Featured Research

from universities, journals, and other organizations


Featured Videos

from AP, Reuters, AFP, and other news services

Air Force: $4.2B Saved from Grounding A-10s

Air Force: $4.2B Saved from Grounding A-10s

AP (Apr. 23, 2014) Speaking about the future of the United States Air Force, Chief of Staff Gen. Mark Welsh says the choice to divest the A-10 fleet was logical and least impactful. (April 23) Video provided by AP
Powered by NewsLook.com
Is North Korea Planning Nuclear Test #4?

Is North Korea Planning Nuclear Test #4?

Newsy (Apr. 22, 2014) South Korean officials say North Korea is preparing to conduct another nuclear test, but is Pyongyang just bluffing this time? Video provided by Newsy
Powered by NewsLook.com
China Falls for 4x4s at Beijing Auto Show

China Falls for 4x4s at Beijing Auto Show

AFP (Apr. 22, 2014) The urban 4x4 is the latest must-have for Chinese drivers, whose conversion to the cult of the SUV is the talking point of this year's Beijing auto show. Duration: 00:40 Video provided by AFP
Powered by NewsLook.com
Hagel Gets Preview of New High-Tech Projects

Hagel Gets Preview of New High-Tech Projects
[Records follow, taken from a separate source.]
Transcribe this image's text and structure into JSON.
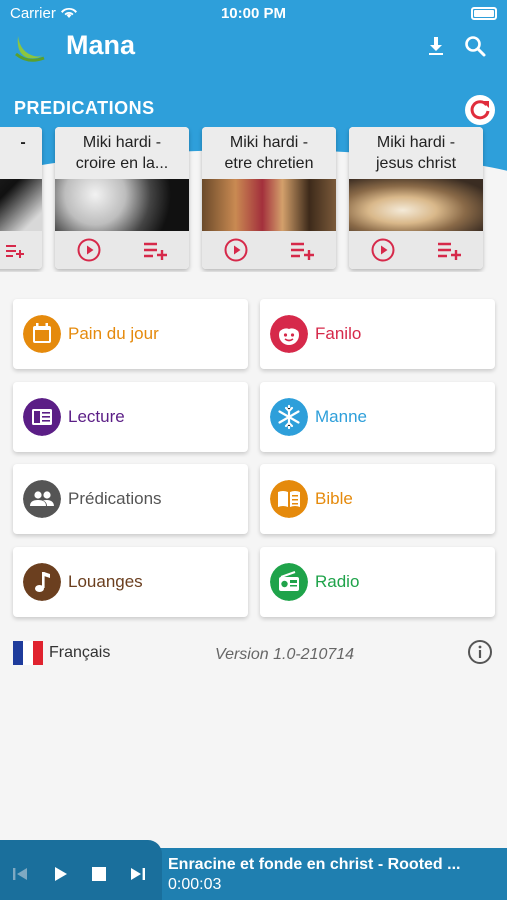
{
  "status_bar": {
    "carrier": "Carrier",
    "time": "10:00 PM"
  },
  "app": {
    "title": "Mana",
    "accent_color": "#2e9fda",
    "download_icon": "download-icon",
    "search_icon": "search-icon"
  },
  "predications": {
    "section_title": "PREDICATIONS",
    "refresh_icon": "refresh-icon",
    "cards": [
      {
        "title_line1": "",
        "title_line2": "",
        "partial": true
      },
      {
        "title_line1": "Miki hardi -",
        "title_line2": "croire en la..."
      },
      {
        "title_line1": "Miki hardi -",
        "title_line2": "etre chretien"
      },
      {
        "title_line1": "Miki hardi -",
        "title_line2": "jesus christ"
      }
    ]
  },
  "menu": [
    {
      "label": "Pain du jour",
      "color": "#e58a0c",
      "icon": "calendar-icon"
    },
    {
      "label": "Fanilo",
      "color": "#d6294a",
      "icon": "child-face-icon"
    },
    {
      "label": "Lecture",
      "color": "#5b1e86",
      "icon": "book-reader-icon"
    },
    {
      "label": "Manne",
      "color": "#2e9fda",
      "icon": "snowflake-icon"
    },
    {
      "label": "Prédications",
      "color": "#555555",
      "icon": "group-icon"
    },
    {
      "label": "Bible",
      "color": "#e58a0c",
      "icon": "open-book-icon"
    },
    {
      "label": "Louanges",
      "color": "#6b3f1f",
      "icon": "music-note-icon"
    },
    {
      "label": "Radio",
      "color": "#1fa34a",
      "icon": "radio-icon"
    }
  ],
  "footer": {
    "language": "Français",
    "version": "Version 1.0-210714"
  },
  "player": {
    "title": "Enracine et fonde en christ - Rooted ...",
    "time": "0:00:03"
  }
}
AP (Apr. 22, 2014) Defense Secretary Chuck Hagel is given hands-on demonstrations Tuesday of some of the newest research from DARPA _ the military's Defense Advanced Research Projects Agency program. (April 22) Video provided by AP
Powered by NewsLook.com

Search ScienceDaily

Number of stories in archives: 140,361

Find with keyword(s):
Enter a keyword or phrase to search ScienceDaily for related topics and research stories.

Save/Print:
Share:

Breaking News:
from the past week

In Other News

... from NewsDaily.com

Science News

Health News

Environment News

Technology News



Save/Print:
Share:

Free Subscriptions


Get the latest science news with ScienceDaily's free email newsletters, updated daily and weekly. Or view hourly updated newsfeeds in your RSS reader:

Get Social & Mobile


Keep up to date with the latest news from ScienceDaily via social networks and mobile apps:

Have Feedback?


Tell us what you think of ScienceDaily -- we welcome both positive and negative comments. Have any problems using the site? Questions?
Mobile: iPhone Android Web
Follow: Facebook Twitter Google+
Subscribe: RSS Feeds Email Newsletters
Latest Headlines Health & Medicine Mind & Brain Space & Time Matter & Energy Computers & Math Plants & Animals Earth & Climate Fossils & Ruins